Ethanol Inhibits Persistent Activity in Prefrontal Cortical Neurons

Tu, Yali; Kroener, Sven; Abernathy, Kenneth; Lapish, Christopher; Seamans, Jeremy; Chandler, L. Judson; Woodward, John J.
Fonte: PubMed Publicador: PubMed
Tipo: Artigo de Revista Científica
Publicado em 25/04/2007 EN
Relevância na Pesquisa
46.16%
Cognitive functions supported by neurons in the prefrontal cortex (PFC) are disrupted by acute and chronic exposure to alcohol, yet little is known about the mechanisms that underlie these effects. In the present study, in vivo and in vitro electrophysiology was used to determine the effects of ethanol on neuronal firing and network patterns of persistent activity in PFC neurons. In vivo, ethanol (0.375-3.5 g/kg) dose-dependently reduced spike activity in the PFC measured with multi-electrode extracellular recording in the anesthetized rat. In an in vitro co-culture system containing slices of PFC, hippocampus and ventral tegmental area (VTA), ethanol (25-100 mM) decreased persistent activity of PFC neurons but had little effect on firing evoked by direct current injection. Persistent activity was often enhanced following ethanol washout and this effect was maintained in cultures lacking the VTA. A low concentration of the NMDA antagonist APV (5 μM) mimicked ethanol's inhibition of persistent activity with no change in activity following washout. Ethanol inhibition of spontaneous and VTA-evoked persistent activity was enhanced by the D1 dopamine receptor antagonist SCH23390. The results of this study show that ethanol inhibits persistent activity and spike firing of PFC neurons and that the degree of ethanol inhibition may be influenced by D1 receptor tone. Ethanol-induced alterations in the activity of deep-layer cortical neurons may underlie some of the behavioral effects associated with ethanol intake.

Induction and modulation of persistent activity in a layer V PFC microcircuit model

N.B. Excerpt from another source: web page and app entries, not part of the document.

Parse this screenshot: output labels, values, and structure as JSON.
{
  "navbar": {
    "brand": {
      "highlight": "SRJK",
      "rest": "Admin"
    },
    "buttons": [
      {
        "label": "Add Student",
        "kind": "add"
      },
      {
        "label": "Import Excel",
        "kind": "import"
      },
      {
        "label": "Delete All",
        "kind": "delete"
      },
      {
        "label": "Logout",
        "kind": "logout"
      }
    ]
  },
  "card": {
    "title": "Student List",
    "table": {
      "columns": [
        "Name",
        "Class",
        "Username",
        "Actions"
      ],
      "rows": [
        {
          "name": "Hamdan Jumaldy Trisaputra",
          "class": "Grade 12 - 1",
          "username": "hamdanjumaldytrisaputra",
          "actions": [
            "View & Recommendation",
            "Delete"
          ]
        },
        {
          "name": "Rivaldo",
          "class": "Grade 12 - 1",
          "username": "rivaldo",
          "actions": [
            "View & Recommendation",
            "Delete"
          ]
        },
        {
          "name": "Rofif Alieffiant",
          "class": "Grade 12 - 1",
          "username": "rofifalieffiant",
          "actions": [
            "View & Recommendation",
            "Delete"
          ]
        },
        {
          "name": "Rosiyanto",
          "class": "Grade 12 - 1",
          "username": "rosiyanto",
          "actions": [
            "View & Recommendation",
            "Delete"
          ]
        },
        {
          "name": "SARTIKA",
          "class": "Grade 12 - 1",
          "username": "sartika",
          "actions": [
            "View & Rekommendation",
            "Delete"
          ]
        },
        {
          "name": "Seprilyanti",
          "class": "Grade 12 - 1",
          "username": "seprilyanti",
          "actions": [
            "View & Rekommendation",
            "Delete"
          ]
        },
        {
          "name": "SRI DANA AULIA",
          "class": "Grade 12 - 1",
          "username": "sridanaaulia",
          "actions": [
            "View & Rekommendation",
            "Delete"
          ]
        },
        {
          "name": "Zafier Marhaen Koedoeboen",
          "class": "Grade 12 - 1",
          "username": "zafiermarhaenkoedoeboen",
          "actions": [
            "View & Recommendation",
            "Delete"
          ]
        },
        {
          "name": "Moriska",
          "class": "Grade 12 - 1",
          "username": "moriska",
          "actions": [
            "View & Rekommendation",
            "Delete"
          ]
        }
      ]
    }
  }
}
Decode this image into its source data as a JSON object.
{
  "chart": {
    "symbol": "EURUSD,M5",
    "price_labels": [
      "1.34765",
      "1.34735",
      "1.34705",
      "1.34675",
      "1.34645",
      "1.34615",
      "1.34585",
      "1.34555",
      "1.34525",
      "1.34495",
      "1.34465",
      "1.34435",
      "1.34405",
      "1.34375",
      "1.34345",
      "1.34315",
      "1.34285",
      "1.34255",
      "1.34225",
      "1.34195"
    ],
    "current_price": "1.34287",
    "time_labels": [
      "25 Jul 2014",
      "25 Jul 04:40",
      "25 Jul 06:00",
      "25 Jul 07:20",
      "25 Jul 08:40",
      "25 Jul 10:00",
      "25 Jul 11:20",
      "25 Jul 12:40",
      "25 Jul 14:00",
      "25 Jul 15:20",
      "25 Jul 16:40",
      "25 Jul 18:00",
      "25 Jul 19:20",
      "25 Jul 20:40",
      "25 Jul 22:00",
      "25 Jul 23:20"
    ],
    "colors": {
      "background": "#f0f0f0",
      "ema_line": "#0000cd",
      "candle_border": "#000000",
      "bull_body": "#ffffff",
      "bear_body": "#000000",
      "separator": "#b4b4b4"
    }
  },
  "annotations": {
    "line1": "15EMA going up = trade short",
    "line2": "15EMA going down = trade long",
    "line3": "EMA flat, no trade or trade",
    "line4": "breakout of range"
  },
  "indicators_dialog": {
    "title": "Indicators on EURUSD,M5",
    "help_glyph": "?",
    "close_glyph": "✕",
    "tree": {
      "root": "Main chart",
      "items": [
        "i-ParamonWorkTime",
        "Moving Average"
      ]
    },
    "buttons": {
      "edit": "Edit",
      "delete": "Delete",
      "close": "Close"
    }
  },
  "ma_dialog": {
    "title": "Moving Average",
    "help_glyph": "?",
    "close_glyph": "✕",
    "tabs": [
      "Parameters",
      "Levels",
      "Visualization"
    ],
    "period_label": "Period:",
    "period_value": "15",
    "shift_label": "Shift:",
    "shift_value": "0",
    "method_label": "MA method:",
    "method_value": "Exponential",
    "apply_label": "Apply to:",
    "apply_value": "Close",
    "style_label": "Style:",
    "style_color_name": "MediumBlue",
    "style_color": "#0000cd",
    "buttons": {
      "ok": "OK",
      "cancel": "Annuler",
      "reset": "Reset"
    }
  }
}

Papoutsi, Athanasia; Sidiropoulou, Kyriaki; Cutsuridis, Vassilis; Poirazi, Panayiota
Fonte: Frontiers Media S.A. Publicador: Frontiers Media S.A.
Tipo: Artigo de Revista Científica
Publicado em 09/10/2013 EN
Relevância na Pesquisa
46.15%
Working memory refers to the temporary storage of information and is strongly associated with the prefrontal cortex (PFC). Persistent activity of cortical neurons, namely the activity that persists beyond the stimulus presentation, is considered the cellular correlate of working memory. Although past studies suggested that this type of activity is characteristic of large scale networks, recent experimental evidence imply that small, tightly interconnected clusters of neurons in the cortex may support similar functionalities. However, very little is known about the biophysical mechanisms giving rise to persistent activity in small-sized microcircuits in the PFC. Here, we present a detailed biophysically—yet morphologically simplified—microcircuit model of layer V PFC neurons that incorporates connectivity constraints and is validated against a multitude of experimental data. We show that (a) a small-sized network can exhibit persistent activity under realistic stimulus conditions. (b) Its emergence depends strongly on the interplay of dADP, NMDA, and GABAB currents. (c) Although increases in stimulus duration increase the probability of persistent activity induction, variability in the stimulus firing frequency does not consistently influence it. (d) Modulation of ionic conductances (Ih...